Component data from apps and pages –
□ □ □ □

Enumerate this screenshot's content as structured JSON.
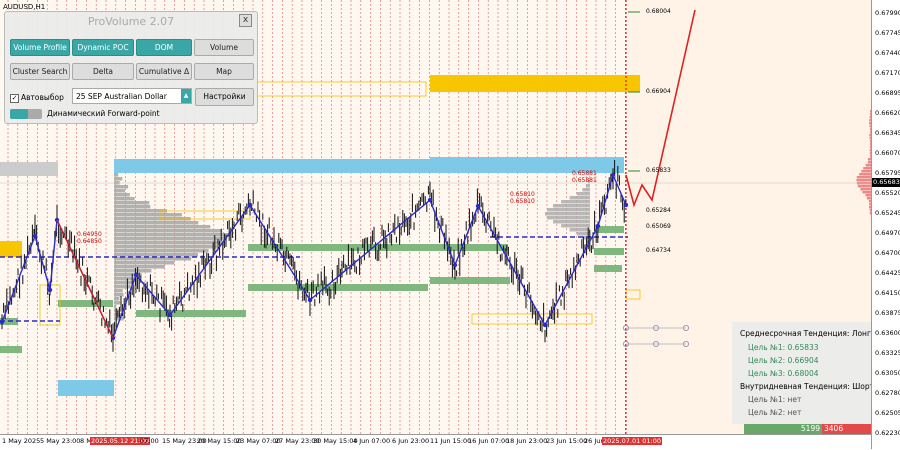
{
  "symbol": "AUDUSD,H1",
  "current_price": "0.65683",
  "price_axis": [
    "0.67990",
    "0.67745",
    "0.67440",
    "0.67170",
    "0.66895",
    "0.66620",
    "0.66345",
    "0.66070",
    "0.65795",
    "0.65520",
    "0.65245",
    "0.64970",
    "0.64700",
    "0.64425",
    "0.64150",
    "0.63875",
    "0.63600",
    "0.63325",
    "0.63050",
    "0.62780",
    "0.62505",
    "0.62230"
  ],
  "time_axis": [
    {
      "label": "1 May 2025",
      "hl": false
    },
    {
      "label": "5 May 23:00",
      "hl": false
    },
    {
      "label": "8 May",
      "hl": false
    },
    {
      "label": "2025.05.12 21:00",
      "hl": true
    },
    {
      "label": "07:00",
      "hl": false
    },
    {
      "label": "15 May 23:00",
      "hl": false
    },
    {
      "label": "20 May 15:00",
      "hl": false
    },
    {
      "label": "23 May 07:00",
      "hl": false
    },
    {
      "label": "27 May 23:00",
      "hl": false
    },
    {
      "label": "30 May 15:00",
      "hl": false
    },
    {
      "label": "4 Jun 07:00",
      "hl": false
    },
    {
      "label": "6 Jun 23:00",
      "hl": false
    },
    {
      "label": "11 Jun 15:00",
      "hl": false
    },
    {
      "label": "16 Jun 07:00",
      "hl": false
    },
    {
      "label": "18 Jun 23:00",
      "hl": false
    },
    {
      "label": "23 Jun 15:00",
      "hl": false
    },
    {
      "label": "26 Jun",
      "hl": false
    },
    {
      "label": "2025.07.01 01:00",
      "hl": true
    }
  ],
  "levels": {
    "target3": "0.68004",
    "target2": "0.66904",
    "target1": "0.65833",
    "l1": "0.65284",
    "l2": "0.65069",
    "l3": "0.64734",
    "box_a1": "0.65810",
    "box_a2": "0.65810",
    "box_b1": "0.64950",
    "box_b2": "0.64850",
    "box_c1": "0.65881",
    "box_c2": "0.65881"
  },
  "panel": {
    "title": "ProVolume 2.07",
    "close": "x",
    "buttons": [
      {
        "label": "Volume Profile",
        "on": true
      },
      {
        "label": "Dynamic POC",
        "on": true
      },
      {
        "label": "DOM",
        "on": true
      },
      {
        "label": "Volume",
        "on": false
      },
      {
        "label": "Cluster Search",
        "on": false
      },
      {
        "label": "Delta",
        "on": false
      },
      {
        "label": "Cumulative Δ",
        "on": false
      },
      {
        "label": "Map",
        "on": false
      }
    ],
    "auto_select": "Автовыбор",
    "auto_checked": "✓",
    "instrument": "25 SEP Australian Dollar",
    "settings": "Настройки",
    "forward_point": "Динамический Forward-point"
  },
  "trend": {
    "medium": "Среднесрочная Тенденция: Лонг",
    "m_t1": "Цель №1: 0.65833",
    "m_t2": "Цель №2: 0.66904",
    "m_t3": "Цель №3: 0.68004",
    "intraday": "Внутридневная Тенденция: Шорт",
    "i_t1": "Цель №1: нет",
    "i_t2": "Цель №2: нет"
  },
  "volume": {
    "buy": "5199",
    "sell": "3406"
  },
  "colors": {
    "blue_zone": "#7ec8e8",
    "yellow_zone": "#f7c600",
    "green_zone": "#7fb77f",
    "zigzag": "#2a2acc",
    "forecast": "#dd2222"
  },
  "chart_data": {
    "type": "line",
    "title": "",
    "series": [
      {
        "name": "zigzag",
        "values": [
          0.6398,
          0.649,
          0.644,
          0.6355,
          0.643,
          0.6385,
          0.653,
          0.641,
          0.65,
          0.652,
          0.637,
          0.6488,
          0.6566,
          0.653
        ]
      }
    ],
    "forecast": [
      0.6566,
      0.653,
      0.656,
      0.68
    ],
    "ylim": [
      0.6223,
      0.6799
    ]
  }
}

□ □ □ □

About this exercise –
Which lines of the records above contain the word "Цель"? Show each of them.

Written reply –
    "m_t1": "Цель №1: 0.65833",
    "m_t2": "Цель №2: 0.66904",
    "m_t3": "Цель №3: 0.68004",
    "i_t1": "Цель №1: нет",
    "i_t2": "Цель №2: нет"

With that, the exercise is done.